“As one of the few Hispanic police officers, I had the unique opportunity to assist with Akron’s Spanish-speaking community and have volunteered to teach English as a second language through a program called Project Rise,” Lopez said.
According to the Akron Public Schools’ website, Project Rise is a collaborative effort between the school district, local shelters and the Akron community to provide supplemental educational services to children and youth experiencing homelessness, with the goal to remove historical educational barriers for homeless youth.
For Lopez, his National Guard service helped him balance the mental demands of being a full-time police officer and, in return, provided training that supported growth in both careers.
“Being in law enforcement can be mentally draining. The best part of being in the Guard is that it provides a break from the rigors of law enforcement and vice versa,” Lopez said. “Both of my careers provide much-needed relief from one another and great training from both sides has enhanced my people skills. They both focus on treating people with respect and dignity.”
Service to country, state and community
The values learned through his careers have benefited Lopez throughout nine different deployments during his 33 years in the military. His wife and family are incredibly proud of Lopez and have helped to keep him grounded throughout training events, combat deployments and domestic response missions to dozens of countries including Saudi Arabia, Qatar, Afghanistan, Puerto Rico, as well as multiple activations in response to the COVID-19 pandemic.
“I enjoy being called to duty. It’s the greatest honor to serve your country, state and community,” said Lopez, who especially cherishes when he was able to deploy to Puerto Rico, the very place he spent holidays as a child, to help after Hurricane Maria devastated the island in September 2017.

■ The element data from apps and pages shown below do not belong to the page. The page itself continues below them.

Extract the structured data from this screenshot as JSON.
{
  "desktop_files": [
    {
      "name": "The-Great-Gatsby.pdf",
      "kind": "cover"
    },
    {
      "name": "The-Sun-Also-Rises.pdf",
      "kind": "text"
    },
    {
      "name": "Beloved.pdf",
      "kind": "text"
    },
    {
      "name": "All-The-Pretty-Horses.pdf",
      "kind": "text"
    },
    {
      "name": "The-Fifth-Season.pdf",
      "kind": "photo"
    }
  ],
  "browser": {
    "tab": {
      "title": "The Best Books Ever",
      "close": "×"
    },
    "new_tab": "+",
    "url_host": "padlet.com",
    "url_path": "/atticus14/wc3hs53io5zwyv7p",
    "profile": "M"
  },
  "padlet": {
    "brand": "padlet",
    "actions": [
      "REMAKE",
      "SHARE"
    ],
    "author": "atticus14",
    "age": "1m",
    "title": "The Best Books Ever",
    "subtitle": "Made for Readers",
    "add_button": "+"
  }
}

“As we drove site to site and town to town, witnessing firsthand the results of a Category 5 hurricane, we saw the resilient people collecting water from different water sources, running generators, and still loving and embracing life,” Lopez said. “Seeing the resilience in the people, especially with my Hispanic heritage, was amazing. The best part was that I was able to visit with my aunt and uncle and check in on my parents’ home in Puerto Rico.”
However, the proudest Lopez has ever been to serve in uniform was when he was called to support COVID-19 efforts for more than 100 days on three different missions.

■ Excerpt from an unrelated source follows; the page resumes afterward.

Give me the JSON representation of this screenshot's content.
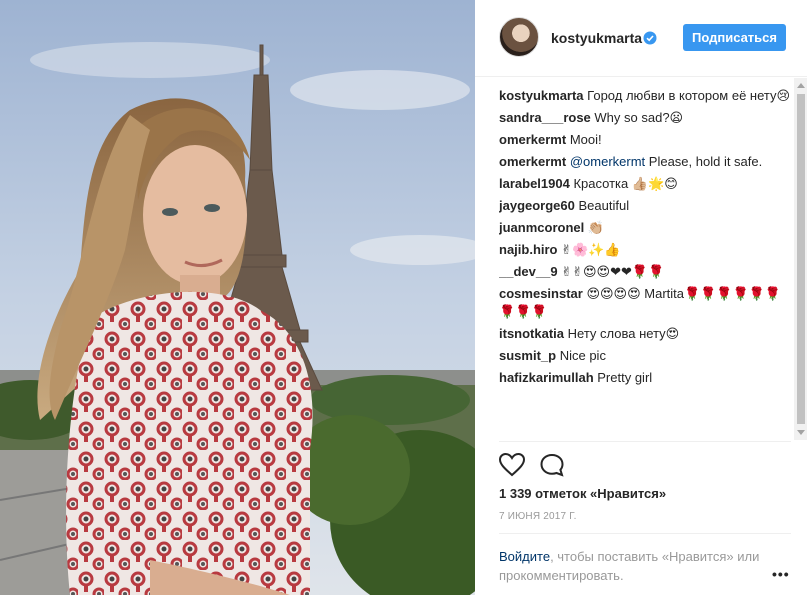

“I was never prouder than after 30 years, to support the state of Ohio during the Ohio National Guard COVID-19 and civil unrest missions. I have been to about 30 countries but, until these past few years, not one Ohio mission,” said Lopez, who had a personal motivation for supporting the COVID-19 mission, as he lost his mother to the coronavirus. “The reason for the missions was not satisfying, because the impact of COVID is so devastating, but to see the Guard respond with such determination, professionalism and vision when Ohio needed it most was impressive.”
Diversity makes us better
Lopez said he firmly believes that people in the military never stop learning and growing, whether through processes, interactions with various people or working with different branches of service. And as a Hispanic, interaction with people of different backgrounds is key to this philosophy.
“Hispanic Heritage Month makes me proud to be Hispanic and reminds me of the responsibility I have to promote cultural awareness for all heritages,” Lopez said. “Everybody should take pride in their culture and accept and respect all cultures. A month celebration for Hispanic heritage triggers awareness of the diversity of this great country and how all of us working together can make it even better.”
Lopez said he is proud to be many things — father, husband, Airman, police officer and Hispanic.